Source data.
· · · · · · ·
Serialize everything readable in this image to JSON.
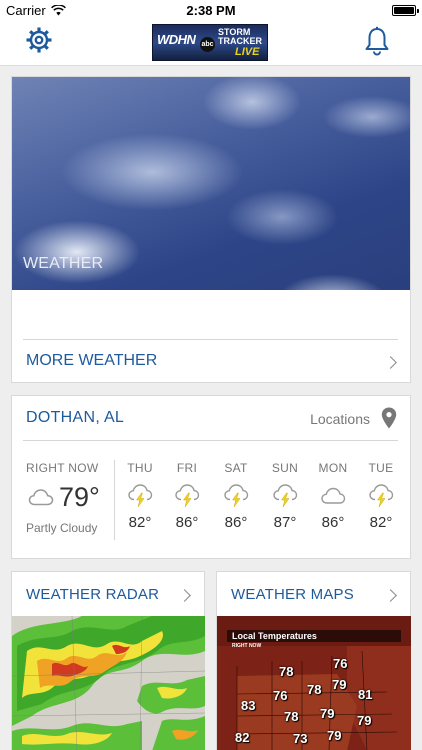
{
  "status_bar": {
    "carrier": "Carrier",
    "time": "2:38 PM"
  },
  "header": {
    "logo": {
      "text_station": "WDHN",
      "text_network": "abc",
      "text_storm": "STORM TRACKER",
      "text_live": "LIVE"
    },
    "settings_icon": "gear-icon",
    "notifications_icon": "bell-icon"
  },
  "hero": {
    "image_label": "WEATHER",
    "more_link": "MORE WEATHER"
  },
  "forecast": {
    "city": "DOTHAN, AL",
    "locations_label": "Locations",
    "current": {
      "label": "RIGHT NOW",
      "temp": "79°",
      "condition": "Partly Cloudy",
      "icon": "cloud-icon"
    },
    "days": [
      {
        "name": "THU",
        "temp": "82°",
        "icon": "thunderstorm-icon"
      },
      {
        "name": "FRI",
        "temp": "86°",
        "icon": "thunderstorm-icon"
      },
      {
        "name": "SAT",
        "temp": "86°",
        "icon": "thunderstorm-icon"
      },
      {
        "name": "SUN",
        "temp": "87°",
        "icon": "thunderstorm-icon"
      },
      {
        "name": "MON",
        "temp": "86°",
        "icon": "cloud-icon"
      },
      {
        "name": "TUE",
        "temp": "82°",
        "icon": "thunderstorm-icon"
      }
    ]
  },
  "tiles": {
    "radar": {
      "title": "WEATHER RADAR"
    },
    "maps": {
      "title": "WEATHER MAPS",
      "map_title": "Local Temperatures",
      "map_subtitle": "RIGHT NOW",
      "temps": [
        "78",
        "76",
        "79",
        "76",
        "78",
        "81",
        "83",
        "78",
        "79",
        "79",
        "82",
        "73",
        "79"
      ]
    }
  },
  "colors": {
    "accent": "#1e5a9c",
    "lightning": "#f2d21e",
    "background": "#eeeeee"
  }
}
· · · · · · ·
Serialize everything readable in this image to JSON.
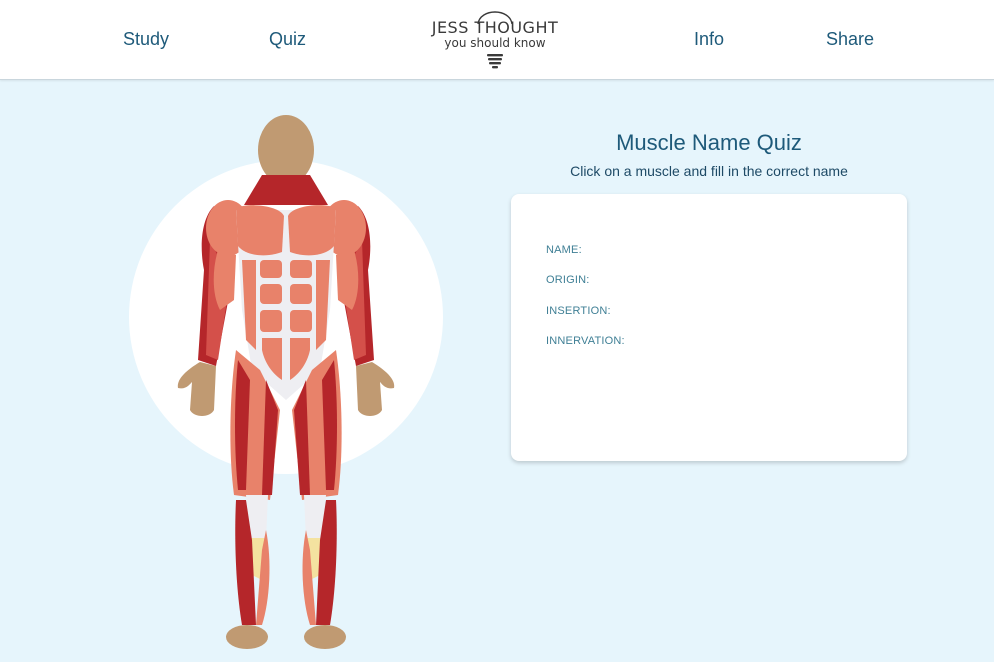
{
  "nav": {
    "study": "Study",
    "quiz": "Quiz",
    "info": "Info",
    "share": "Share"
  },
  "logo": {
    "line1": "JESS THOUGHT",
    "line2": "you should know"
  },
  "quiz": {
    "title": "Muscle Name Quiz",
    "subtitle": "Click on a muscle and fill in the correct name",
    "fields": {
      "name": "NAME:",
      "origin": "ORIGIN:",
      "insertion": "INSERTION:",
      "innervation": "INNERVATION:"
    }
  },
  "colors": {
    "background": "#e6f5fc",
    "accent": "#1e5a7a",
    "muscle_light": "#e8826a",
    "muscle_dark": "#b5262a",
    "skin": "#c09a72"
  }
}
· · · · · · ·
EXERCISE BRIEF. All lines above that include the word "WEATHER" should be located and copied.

EXERCISE RESPONSE.
    "image_label": "WEATHER",
    "more_link": "MORE WEATHER"
      "title": "WEATHER RADAR"
      "title": "WEATHER MAPS",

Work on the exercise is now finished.